Comment: Re:Speaking of advocates (Score 1) 406

by Smidge204 (#45617375) Attached to: Why Engineers Must Consider the Ethical Implications of Their Work

I get the feeling that you naively believe that an insurance company, offering different plans to different risk pools, is somehow keeping each plan's/group's finances completely separate. And it is absolutely not the case that you have some kind of account dedicated only to you, that only your money flows through, like a savings account that you can draw from when the conditions of the insurance contract are met. (I don't think you are THAT naive... but the part you put in quotes makes this worth mentioning.)

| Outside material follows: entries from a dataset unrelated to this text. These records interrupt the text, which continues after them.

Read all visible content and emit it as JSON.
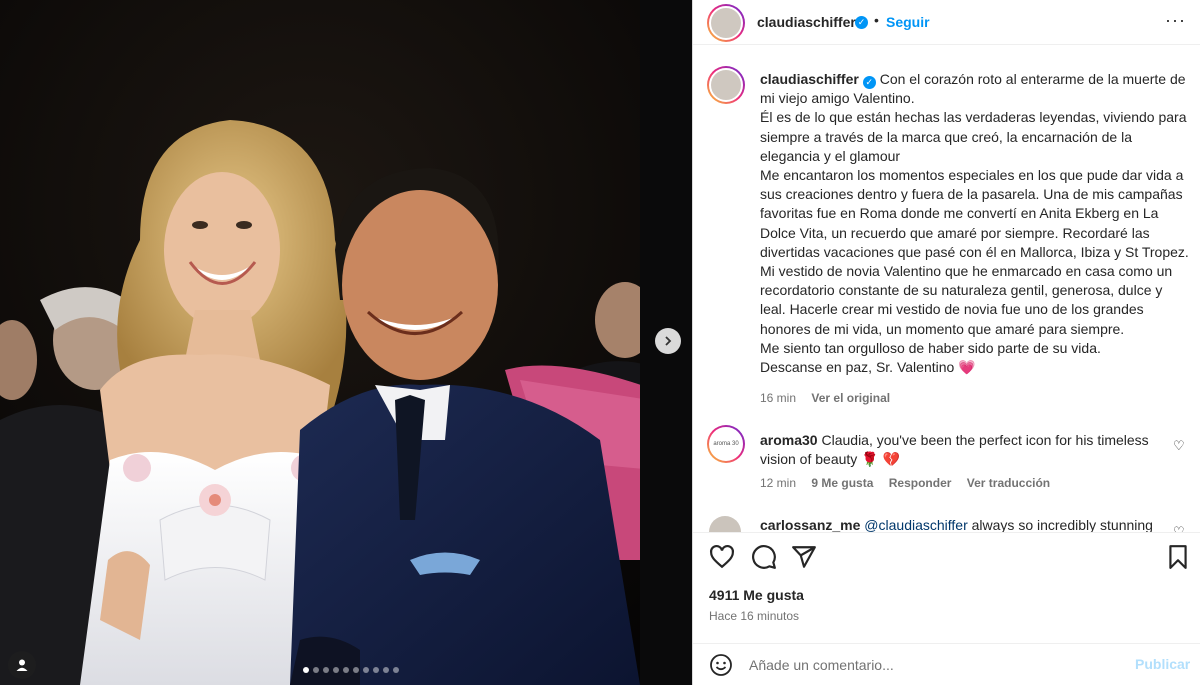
{
  "post": {
    "username": "claudiaschiffer",
    "follow_label": "Seguir",
    "dot_separator": "•",
    "more_label": "···",
    "verified_mark": "✓",
    "caption_lines": [
      "Con el corazón roto al enterarme de la muerte de mi viejo amigo Valentino.",
      "Él es de lo que están hechas las verdaderas leyendas, viviendo para siempre a través de la marca que creó, la encarnación de la elegancia y el glamour",
      "Me encantaron los momentos especiales en los que pude dar vida a sus creaciones dentro y fuera de la pasarela. Una de mis campañas favoritas fue en Roma donde me convertí en Anita Ekberg en La Dolce Vita, un recuerdo que amaré por siempre. Recordaré las divertidas vacaciones que pasé con él en Mallorca, Ibiza y St Tropez. Mi vestido de novia Valentino que he enmarcado en casa como un recordatorio constante de su naturaleza gentil, generosa, dulce y leal. Hacerle crear mi vestido de novia fue uno de los grandes honores de mi vida, un momento que amaré para siempre.",
      "Me siento tan orgulloso de haber sido parte de su vida.",
      "Descanse en paz, Sr. Valentino 💗"
    ],
    "caption_time": "16 min",
    "see_original": "Ver el original",
    "likes": "4911 Me gusta",
    "posted_ago": "Hace 16 minutos"
  },
  "comments": [
    {
      "username": "aroma30",
      "avatar_text": "aroma 30",
      "text": "Claudia, you've been the perfect icon for his timeless vision of beauty 🌹 💔",
      "time": "12 min",
      "likes": "9 Me gusta",
      "reply": "Responder",
      "translate": "Ver traducción"
    },
    {
      "username": "carlossanz_me",
      "mention": "@claudiaschiffer",
      "text": "always so incredibly stunning"
    }
  ],
  "composer": {
    "placeholder": "Añade un comentario...",
    "publish_label": "Publicar"
  },
  "carousel": {
    "total_slides": 10,
    "active_index": 0
  },
  "colors": {
    "accent": "#0095f6",
    "heart": "#e8456b",
    "publish_disabled": "#b2dffc"
  }
}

Just because you buy plan A and I buy plan B, does not mean that my money will never go to you and your money will never go to me. It just means that we pay different premiums based on our risk.

From the standpoint of the insurance company, the goal of course is to make profit. That means you WANT healthy people to pay into the system explicitly so their contributions can offset the costs of the sick people making claims against their policies. Using a healthy person's money to pay for a sick person's care (instead of your own company's money) is at the very core of the business model.

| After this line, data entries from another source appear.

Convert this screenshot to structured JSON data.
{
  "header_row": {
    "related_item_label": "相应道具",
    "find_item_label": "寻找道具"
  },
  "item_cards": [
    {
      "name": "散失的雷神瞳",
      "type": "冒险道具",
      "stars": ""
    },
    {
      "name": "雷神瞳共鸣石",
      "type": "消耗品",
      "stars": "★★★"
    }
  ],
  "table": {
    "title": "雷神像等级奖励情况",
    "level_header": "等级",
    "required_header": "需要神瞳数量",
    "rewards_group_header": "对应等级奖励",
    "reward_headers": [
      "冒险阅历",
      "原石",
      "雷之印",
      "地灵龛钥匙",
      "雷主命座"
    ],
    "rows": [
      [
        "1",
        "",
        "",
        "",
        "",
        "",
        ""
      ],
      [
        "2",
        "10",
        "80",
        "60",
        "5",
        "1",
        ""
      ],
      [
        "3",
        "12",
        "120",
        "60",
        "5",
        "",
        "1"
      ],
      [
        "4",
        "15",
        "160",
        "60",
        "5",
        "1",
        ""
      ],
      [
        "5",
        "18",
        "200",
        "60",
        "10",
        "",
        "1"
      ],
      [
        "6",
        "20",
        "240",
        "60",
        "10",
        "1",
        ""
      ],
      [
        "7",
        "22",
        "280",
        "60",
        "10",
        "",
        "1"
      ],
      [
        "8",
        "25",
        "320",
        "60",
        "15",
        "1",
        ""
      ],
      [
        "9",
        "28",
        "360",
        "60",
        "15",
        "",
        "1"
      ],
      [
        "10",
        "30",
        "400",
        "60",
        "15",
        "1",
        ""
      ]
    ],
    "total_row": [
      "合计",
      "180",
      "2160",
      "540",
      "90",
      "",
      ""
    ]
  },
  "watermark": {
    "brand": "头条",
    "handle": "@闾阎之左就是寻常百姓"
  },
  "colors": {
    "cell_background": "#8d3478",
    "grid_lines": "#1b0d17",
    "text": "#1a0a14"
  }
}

Comment: Re:Speaking of advocates (Score 2) 406

by Smidge204 (#45612373) Attached to: Why Engineers Must Consider the Ethical Implications of Their Work

What you describe is already in place fro the poor and elderly; Medicare and Medicaid, respectively. They've been around a long time and they're pretty popular with everyone. There's also social security, which is essentially the same except not medically related.

I think everyone who understand what insurance actually is understands - at least implicitly - that they are subsidizing someone else. These people also understand that if they end up needing help, then others will be subsidizing them.

It real fun is when those who don't understand this end up relying on that insurance themselves and feeling just as entitled about it as they chide others for supposedly being. No sense of irony.

When it comes to healthcare and the mandate, though, you are replacing an indirect subsidy with a quite possibly cheaper direct subsidy. Indirect, because these uninsured people still cost YOU money when they get sick one way or another... usually in the form of higher costs for healthcare because the uninsured either resort to hospital emergency rooms and the expenses they can't pay end up being covered by those who can pay, or by unspecified economic costs from lost productivity or opportunity (i.e. bankruptcy from medical bills, inability to work due to illness, etc)

Comment: Re:Scalpel or gun can be used for good or bad ... (Score 1) 406

by Smidge204 (#45612263) Attached to: Why Engineers Must Consider the Ethical Implications of Their Work


You build the next best thing which will hopefully be the right thing against $next_bad_guy

loop until ($next_bad_guy == $your_own_countrys_citizens)

I wonder if the people who design those laser "dazzlers" and microwave emitters for "non-lethal crowd control" ever consider that their devices might be turned on innocent people by an oppressive military or police force and not just rioting mobs of enemy soldiers.

Or if the guys who worked to develop drones with offensive capabilities are worried those, too, might be turned on innocent civilians.

I'm reminded of the movie "Cube" - one of the people trapped in the machine was apparently one of the engineers who, unknowingly, helped to build it. Once he realized it he lamented that he was only doing his job, and that the client gave him specifications and he designed what they wanted. "If you do one little job, you build a widget in Saskatoon, and the next thing you know, it's two miles under the desert, the essential component of a death machine."

Never invest your money in anything that eats or needs repainting. -- Billy Rose